New Delhi: Infrastructure major Larsen and Toubro (L&T) on Friday acquired over 24.9 lakh shares of Mindtree from open market, taking its shareholding in the IT services firm to 28.45 per cent, according to a regulatory filing. “Larsen and Toubro Ltd has acquired 24,99,619 equity shares (with a face value of Rs 10 each) of Mindtree Ltd on May 24, 2019,” a BSE filing by Mindtree said.After the latest transaction, L&T’s shareholding in Mindtree stands at 28.45 per cent. The latest stock purchase was made at Rs 980 apiece. Also Read – SC declines Oil Min request to stay sharing of documentsEarlier this month, L&T purchased around 20 per cent stake of V G Siddhartha and Cafe Coffee Day in Mindtree through a block deal for about Rs 3,210 crore, and has since topped that up with share purchases from open market. On Thursday, L&T had acquired 4.5 lakh shares of Mindtree from the open market. In all, the infrastructure major is eyeing up to 66 per cent stake in Mindtree for around Rs 10,800 crore, marking the country’s first-ever hostile takeover bid in the information technology industry. L&T had proposed to buy additional stake in Mindtree through an open offer that was slated to begin on May 14 and close on May 27.
A grandfather jailed for sexually abusing his granddaughter will not have his conviction quashed despite the 17-year-old now claiming that she invented the allegations.The man, who is 68, must continue to serve his 12-year prison sentence even though the girl, who was the main witness in the case against him, has said that she lied at his trial.Senior judges in the Court of Appeal heard how she invented the abuse as a way to gain attention from family members and friends but that after seeing her grandfather go to prison she realised she had to “do the right thing”. However the judges ruled that her original evidence at the trial in January last year at Snaresbrook crown court in London remained believable. In a ruling handed down on Friday the judges ruled that the girl, who was described as a “fragile and troubled teenager”, seemed motivated by regret that her grandfather had been imprisoned.The girl, known as M is proceedings as she cannot be named, first made the allegations about her relative to a counsellor in 2016, when she was 14. M told the counsellor that she realised that her grandfather’s behaviour was wrong only after attending sex education classes at school when she was in year eight. The counsellor reported the conversation to the police, who interviewed M the following day. Three months after the allegations were raised he faced charged of abusing the girl on several occasions when she was three or four, six or seven and eight or nine years old.The girl’s mother, M’s counsellor and a police officer all gave evidence in the trial. The man was convicted in February last year by a majority verdict of 11 to 1. The appeal was launched on the ground that the granddaughTer had given false evidence during the trial. M has now produced a 14-paragraph statement retracting the allegations against her relative.
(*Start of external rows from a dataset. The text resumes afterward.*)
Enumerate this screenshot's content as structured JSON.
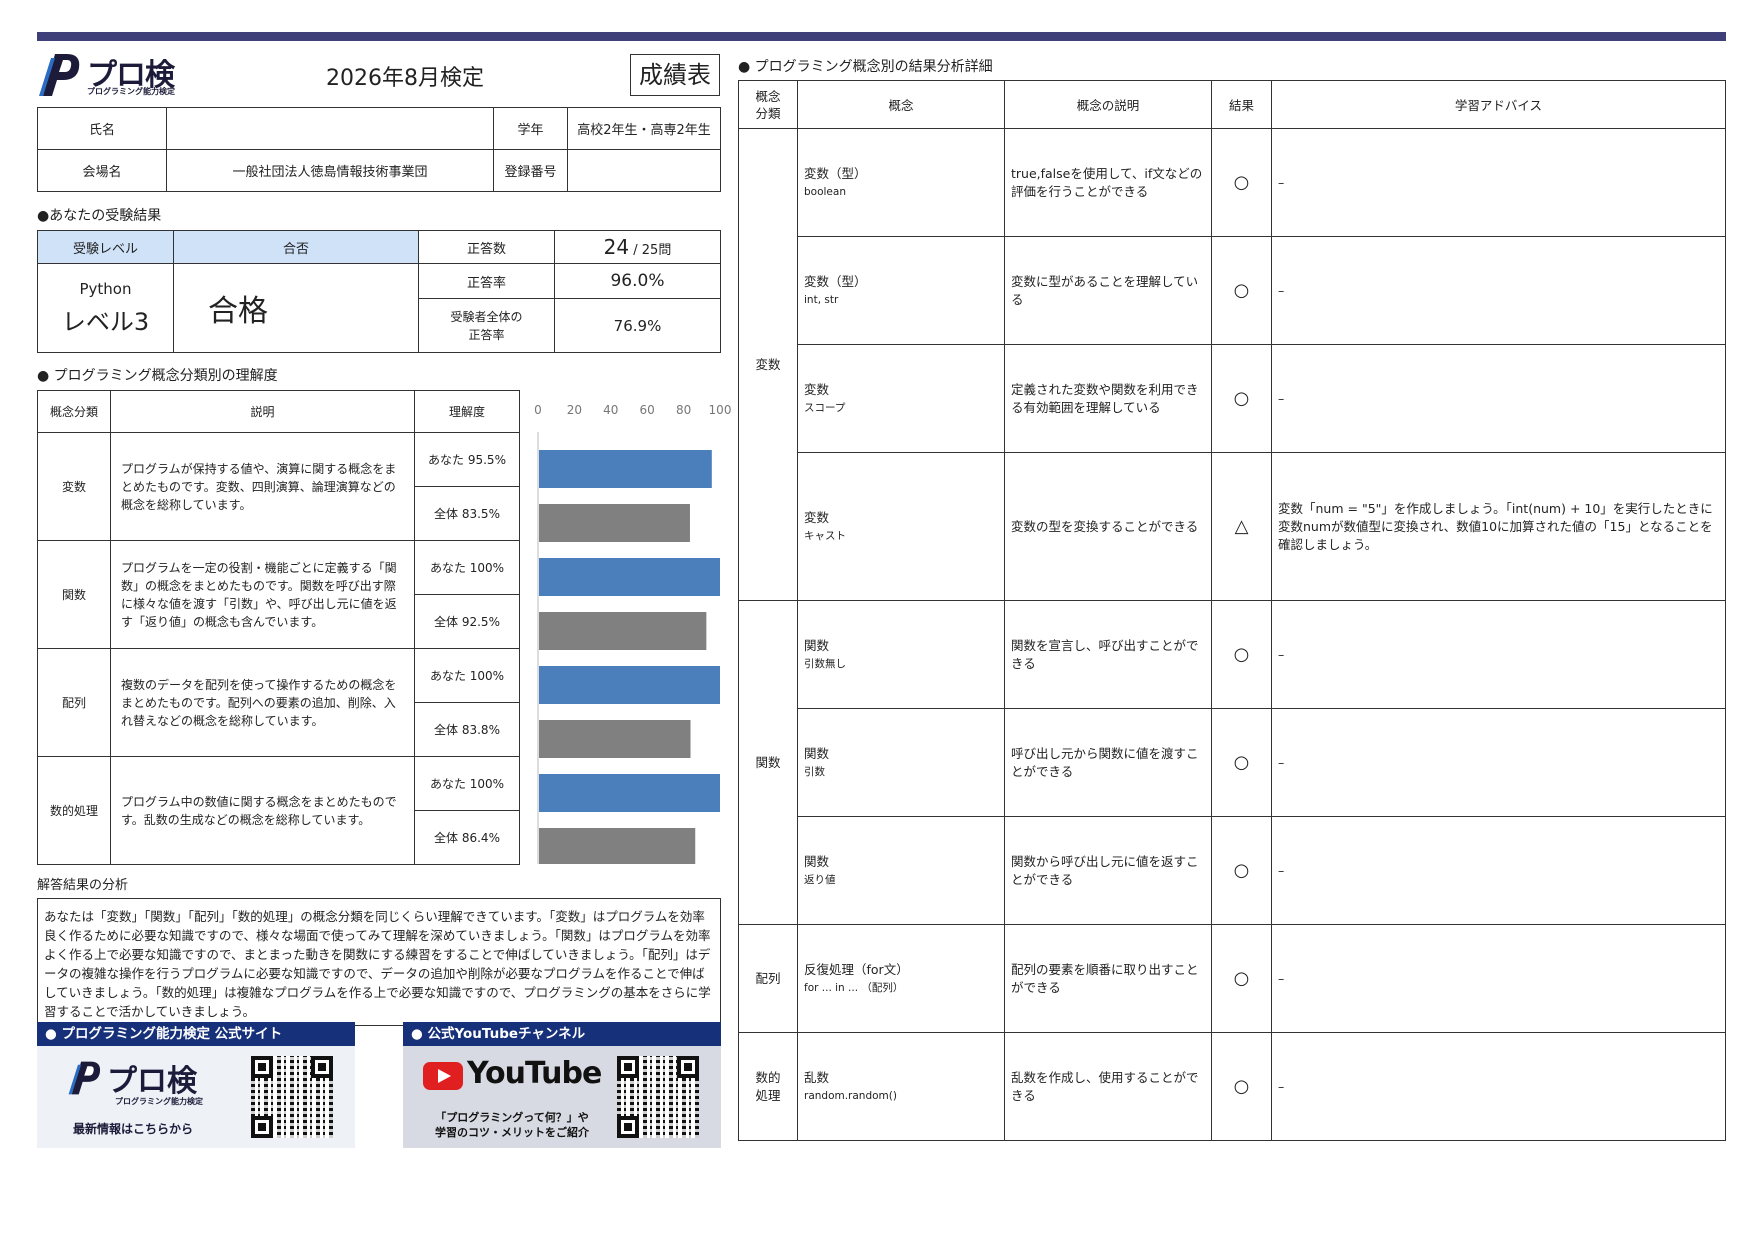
{
  "header": {
    "logo_text": "プロ検",
    "logo_sub": "プログラミング能力検定",
    "exam_title": "2026年8月検定",
    "report_label": "成績表"
  },
  "info": {
    "name_label": "氏名",
    "name_value": "",
    "grade_label": "学年",
    "grade_value": "高校2年生・高専2年生",
    "venue_label": "会場名",
    "venue_value": "一般社団法人徳島情報技術事業団",
    "reg_label": "登録番号",
    "reg_value": ""
  },
  "result": {
    "section_title": "●あなたの受験結果",
    "level_label": "受験レベル",
    "pass_label": "合否",
    "correct_count_label": "正答数",
    "correct_count": "24",
    "total_questions": "/ 25問",
    "language": "Python",
    "level": "レベル3",
    "pass_value": "合格",
    "correct_rate_label": "正答率",
    "correct_rate": "96.0%",
    "all_rate_label_1": "受験者全体の",
    "all_rate_label_2": "正答率",
    "all_rate": "76.9%"
  },
  "concepts": {
    "section_title": "● プログラミング概念分類別の理解度",
    "headers": {
      "category": "概念分類",
      "desc": "説明",
      "understanding": "理解度"
    },
    "rows": [
      {
        "category": "変数",
        "desc": "プログラムが保持する値や、演算に関する概念をまとめたものです。変数、四則演算、論理演算などの概念を総称しています。",
        "you": "あなた 95.5%",
        "all": "全体 83.5%"
      },
      {
        "category": "関数",
        "desc": "プログラムを一定の役割・機能ごとに定義する「関数」の概念をまとめたものです。関数を呼び出す際に様々な値を渡す「引数」や、呼び出し元に値を返す「返り値」の概念も含んでいます。",
        "you": "あなた 100%",
        "all": "全体 92.5%"
      },
      {
        "category": "配列",
        "desc": "複数のデータを配列を使って操作するための概念をまとめたものです。配列への要素の追加、削除、入れ替えなどの概念を総称しています。",
        "you": "あなた 100%",
        "all": "全体 83.8%"
      },
      {
        "category": "数的処理",
        "desc": "プログラム中の数値に関する概念をまとめたものです。乱数の生成などの概念を総称しています。",
        "you": "あなた 100%",
        "all": "全体 86.4%"
      }
    ]
  },
  "chart_data": {
    "type": "bar",
    "orientation": "horizontal",
    "categories": [
      "変数",
      "関数",
      "配列",
      "数的処理"
    ],
    "series": [
      {
        "name": "あなた",
        "values": [
          95.5,
          100,
          100,
          100
        ],
        "color": "#4a7fbc"
      },
      {
        "name": "全体",
        "values": [
          83.5,
          92.5,
          83.8,
          86.4
        ],
        "color": "#808080"
      }
    ],
    "xlim": [
      0,
      100
    ],
    "ticks": [
      "0",
      "20",
      "40",
      "60",
      "80",
      "100"
    ],
    "grid": false
  },
  "analysis": {
    "title": "解答結果の分析",
    "text": "あなたは「変数」「関数」「配列」「数的処理」の概念分類を同じくらい理解できています。「変数」はプログラムを効率良く作るために必要な知識ですので、様々な場面で使ってみて理解を深めていきましょう。「関数」はプログラムを効率よく作る上で必要な知識ですので、まとまった動きを関数にする練習をすることで伸ばしていきましょう。「配列」はデータの複雑な操作を行うプログラムに必要な知識ですので、データの追加や削除が必要なプログラムを作ることで伸ばしていきましょう。「数的処理」は複雑なプログラムを作る上で必要な知識ですので、プログラミングの基本をさらに学習することで活かしていきましょう。"
  },
  "banners": {
    "site_title": "● プログラミング能力検定 公式サイト",
    "site_logo": "プロ検",
    "site_logo_sub": "プログラミング能力検定",
    "site_caption": "最新情報はこちらから",
    "yt_title": "● 公式YouTubeチャンネル",
    "yt_logo": "YouTube",
    "yt_caption_1": "「プログラミングって何？」や",
    "yt_caption_2": "学習のコツ・メリットをご紹介"
  },
  "detail": {
    "section_title": "● プログラミング概念別の結果分析詳細",
    "headers": {
      "category_1": "概念",
      "category_2": "分類",
      "concept": "概念",
      "desc": "概念の説明",
      "result": "結果",
      "advice": "学習アドバイス"
    },
    "groups": [
      {
        "category": [
          "変数"
        ],
        "rows": [
          {
            "name": "変数（型）",
            "sub": "boolean",
            "desc": "true,falseを使用して、if文などの評価を行うことができる",
            "result": "○",
            "advice": "–"
          },
          {
            "name": "変数（型）",
            "sub": "int, str",
            "desc": "変数に型があることを理解している",
            "result": "○",
            "advice": "–"
          },
          {
            "name": "変数",
            "sub": "スコープ",
            "desc": "定義された変数や関数を利用できる有効範囲を理解している",
            "result": "○",
            "advice": "–"
          },
          {
            "name": "変数",
            "sub": "キャスト",
            "desc": "変数の型を変換することができる",
            "result": "△",
            "advice": "変数「num = \"5\"」を作成しましょう。「int(num) + 10」を実行したときに変数numが数値型に変換され、数値10に加算された値の「15」となることを確認しましょう。"
          }
        ]
      },
      {
        "category": [
          "関数"
        ],
        "rows": [
          {
            "name": "関数",
            "sub": "引数無し",
            "desc": "関数を宣言し、呼び出すことができる",
            "result": "○",
            "advice": "–"
          },
          {
            "name": "関数",
            "sub": "引数",
            "desc": "呼び出し元から関数に値を渡すことができる",
            "result": "○",
            "advice": "–"
          },
          {
            "name": "関数",
            "sub": "返り値",
            "desc": "関数から呼び出し元に値を返すことができる",
            "result": "○",
            "advice": "–"
          }
        ]
      },
      {
        "category": [
          "配列"
        ],
        "rows": [
          {
            "name": "反復処理（for文）",
            "sub": "for ... in ... （配列）",
            "desc": "配列の要素を順番に取り出すことができる",
            "result": "○",
            "advice": "–"
          }
        ]
      },
      {
        "category": [
          "数的",
          "処理"
        ],
        "rows": [
          {
            "name": "乱数",
            "sub": "random.random()",
            "desc": "乱数を作成し、使用することができる",
            "result": "○",
            "advice": "–"
          }
        ]
      }
    ]
  },
  "colors": {
    "bar_you": "#4a7fbc",
    "bar_all": "#808080",
    "header_blue": "#cfe2f8",
    "top_bar": "#3f3f7a",
    "banner_head": "#16307a"
  }
}
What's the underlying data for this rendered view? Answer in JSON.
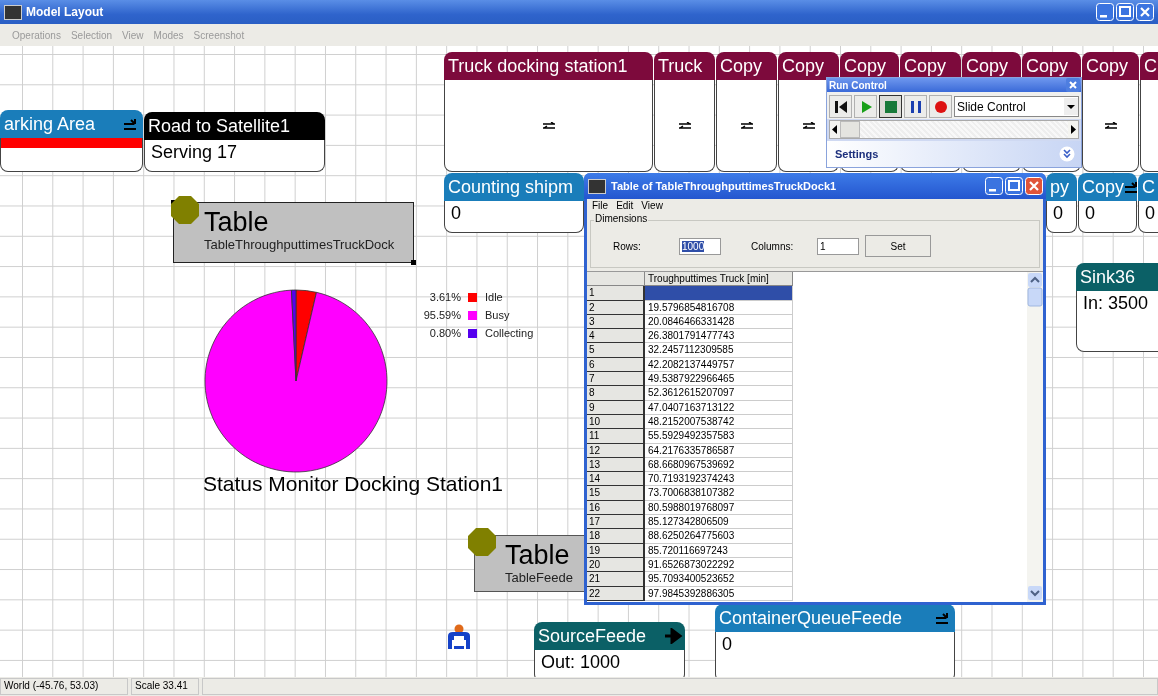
{
  "window": {
    "title": "Model Layout",
    "menu": [
      {
        "label": "Operations",
        "disabled": true
      },
      {
        "label": "Selection",
        "disabled": true
      },
      {
        "label": "View",
        "disabled": true
      },
      {
        "label": "Modes",
        "disabled": true
      },
      {
        "label": "Screenshot",
        "disabled": true
      }
    ]
  },
  "canvas": {
    "nodes": [
      {
        "kind": "queue",
        "header": "arking Area",
        "color": "#1a7dba"
      },
      {
        "kind": "display",
        "header": "Road to Satellite1",
        "color": "#000000",
        "text": "Serving 17"
      },
      {
        "kind": "processor",
        "header": "Truck docking station1",
        "color": "#7d0a3c"
      },
      {
        "kind": "processor",
        "header": "Truck",
        "color": "#7d0a3c"
      },
      {
        "kind": "processor",
        "header": "Copy",
        "color": "#7d0a3c"
      },
      {
        "kind": "processor",
        "header": "Copy",
        "color": "#7d0a3c"
      },
      {
        "kind": "processor",
        "header": "Copy",
        "color": "#7d0a3c"
      },
      {
        "kind": "processor",
        "header": "Copy",
        "color": "#7d0a3c"
      },
      {
        "kind": "processor",
        "header": "Copy",
        "color": "#7d0a3c"
      },
      {
        "kind": "processor",
        "header": "Copy",
        "color": "#7d0a3c"
      },
      {
        "kind": "processor",
        "header": "Copy",
        "color": "#7d0a3c"
      },
      {
        "kind": "processor",
        "header": "C",
        "color": "#7d0a3c"
      },
      {
        "kind": "display",
        "header": "Counting shipm",
        "color": "#1a7dba",
        "text": "0"
      },
      {
        "kind": "display",
        "header": "py",
        "color": "#1a7dba",
        "text": "0"
      },
      {
        "kind": "display",
        "header": "Copy",
        "color": "#1a7dba",
        "text": "0"
      },
      {
        "kind": "display",
        "header": "C",
        "color": "#1a7dba",
        "text": "0"
      },
      {
        "kind": "display",
        "header": "Sink36",
        "color": "#0b6066",
        "text": "In: 3500"
      },
      {
        "kind": "display",
        "header": "SourceFeede",
        "color": "#0b6066",
        "text": "Out: 1000"
      },
      {
        "kind": "display",
        "header": "ContainerQueueFeede",
        "color": "#1a7dba",
        "text": "0"
      }
    ],
    "tables": [
      {
        "title": "Table",
        "subtitle": "TableThroughputtimesTruckDock",
        "selected": true
      },
      {
        "title": "Table",
        "subtitle": "TableFeede",
        "selected": false
      }
    ],
    "status_monitor": {
      "chart_data": {
        "type": "pie",
        "title": "Status Monitor Docking Station1",
        "categories": [
          "Idle",
          "Busy",
          "Collecting"
        ],
        "values": [
          3.61,
          95.59,
          0.8
        ],
        "colors": [
          "#ff0000",
          "#ff00ff",
          "#5500ee"
        ],
        "value_labels": [
          "3.61%",
          "95.59%",
          "0.80%"
        ],
        "legend": "right"
      }
    }
  },
  "table_window": {
    "title": "Table of TableThroughputtimesTruckDock1",
    "menu": [
      "File",
      "Edit",
      "View"
    ],
    "group": "Dimensions",
    "rows_field": {
      "label": "Rows:",
      "value": "1000",
      "selected": true
    },
    "columns_field": {
      "label": "Columns:",
      "value": "1",
      "selected": false
    },
    "set_button": "Set",
    "column": "Troughputtimes Truck [min]",
    "rows": [
      {
        "index": "1",
        "selected": true
      },
      {
        "index": "2",
        "value": "19.5796854816708",
        "selected": false
      },
      {
        "index": "3",
        "value": "20.0846466331428",
        "selected": false
      },
      {
        "index": "4",
        "value": "26.3801791477743",
        "selected": false
      },
      {
        "index": "5",
        "value": "32.2457112309585",
        "selected": false
      },
      {
        "index": "6",
        "value": "42.2082137449757",
        "selected": false
      },
      {
        "index": "7",
        "value": "49.5387922966465",
        "selected": false
      },
      {
        "index": "8",
        "value": "52.3612615207097",
        "selected": false
      },
      {
        "index": "9",
        "value": "47.0407163713122",
        "selected": false
      },
      {
        "index": "10",
        "value": "48.2152007538742",
        "selected": false
      },
      {
        "index": "11",
        "value": "55.5929492357583",
        "selected": false
      },
      {
        "index": "12",
        "value": "64.2176335786587",
        "selected": false
      },
      {
        "index": "13",
        "value": "68.6680967539692",
        "selected": false
      },
      {
        "index": "14",
        "value": "70.7193192374243",
        "selected": false
      },
      {
        "index": "15",
        "value": "73.7006838107382",
        "selected": false
      },
      {
        "index": "16",
        "value": "80.5988019768097",
        "selected": false
      },
      {
        "index": "17",
        "value": "85.127342806509",
        "selected": false
      },
      {
        "index": "18",
        "value": "88.6250264775603",
        "selected": false
      },
      {
        "index": "19",
        "value": "85.720116697243",
        "selected": false
      },
      {
        "index": "20",
        "value": "91.6526873022292",
        "selected": false
      },
      {
        "index": "21",
        "value": "95.7093400523652",
        "selected": false
      },
      {
        "index": "22",
        "value": "97.9845392886305",
        "selected": false
      }
    ]
  },
  "run_control": {
    "title": "Run Control",
    "buttons": [
      {
        "kind": "reset",
        "pressed": false
      },
      {
        "kind": "run",
        "pressed": false
      },
      {
        "kind": "stop",
        "pressed": true
      },
      {
        "kind": "pause",
        "pressed": false
      },
      {
        "kind": "record",
        "pressed": false
      }
    ],
    "mode": "Slide Control",
    "slider": {
      "level": 0
    },
    "settings": "Settings"
  },
  "status_bar": [
    "World (-45.76, 53.03)",
    "Scale 33.41"
  ]
}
The statement says she wished to “withdraw my allegations as the alleged incidents did not in fact take place”.She says that she was “not informed of the consequences that would follow if the allegations I made were believed until after the proceedings had commenced, by which time I was too scared to say that I had lied. I now fully understand the severity of my allegations and the consequences of my actions.She went on to say that she had not liked the way her grandfather had treated her mother and “this gave me the idea” to make false allegations against him. The teenager went on to say: “I now realise the severity of my actions and sincerely regret them. After my grandfather went to prison, I knew I had to do the right thing and tell the truth. “I am making this statement because it is the right thing to do and I want to tell the truth. I am truly sorry for what I have done.”The retraction was supported by her mother, who during the trial was forced to deny that she had prompted her daughter to make the allegations because of her own dislike of her father-in-law.Concluding the trial it was ruled that there was “no proper basis for rejecting M’s original evidence”, adding: “We reject the veracity and reliability of her subsequent retraction statement, put in after sentence was announced.” Want the best of The Telegraph direct to your email and WhatsApp? Sign up to our free twice-daily Front Page newsletter and new audio briefings.